A song is the combination of melody and words. Each is protected by copyright: the melody as a musical work and the lyrics as a literary work. One or the other could be used separately and still be protected.
Copyright law protects against copying so the song must be ‘original’ and in some ‘fixed’ form (that could be copied). Tina and Ben could fix the song by recording it on a mobile phone or any other means of doing so, e.g. by writing it on a piece of paper.
The copyright in a sound recording is different from the copyright in a song in a number of significant ways.
Traditionally there are two main types of contracts or ‘deals’ musicians are likely to seek in order to reach a wider audience: a music publishing deal and a record deal.
In the digital age many costs involved in recording and marketing music have been significantly reduced by the availability of affordable, accessible technologies.
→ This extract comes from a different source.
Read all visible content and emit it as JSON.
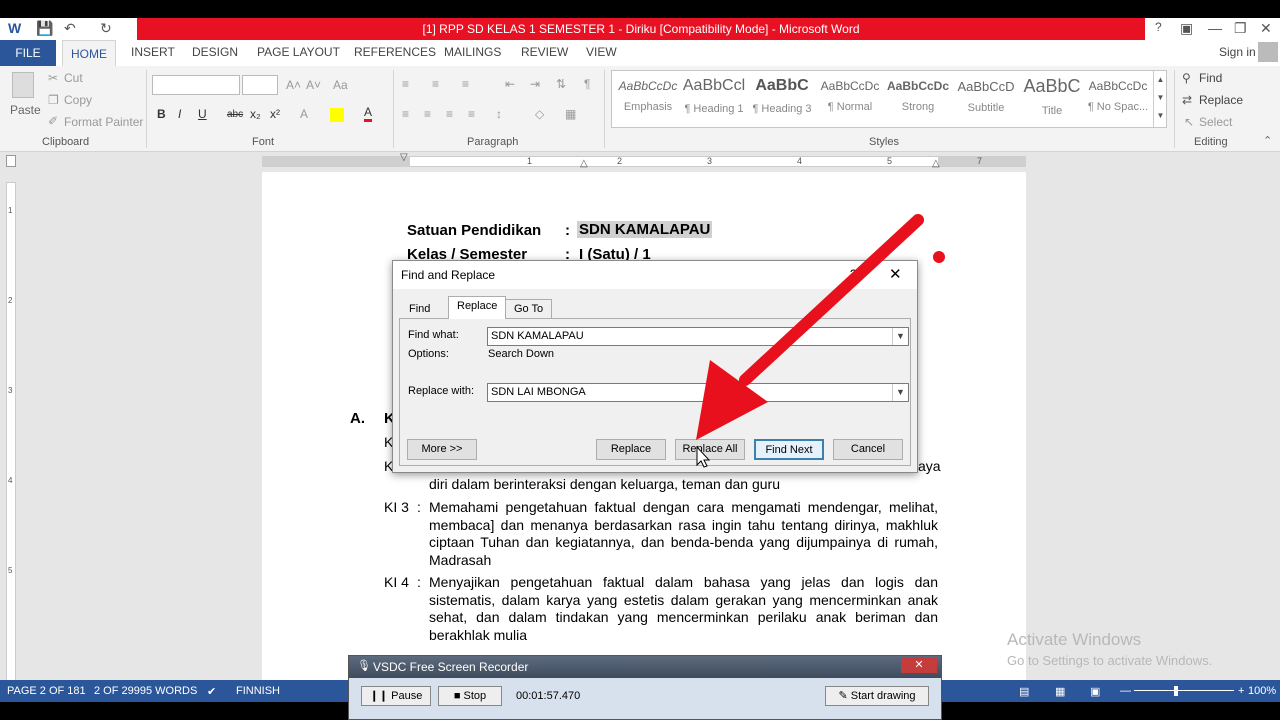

To reduce transaction costs for rights holders and rights users alike, collecting societies have been established in order to collectively negotiate and issue blanket licences to users, and to collect and distribute royalties to rights holders.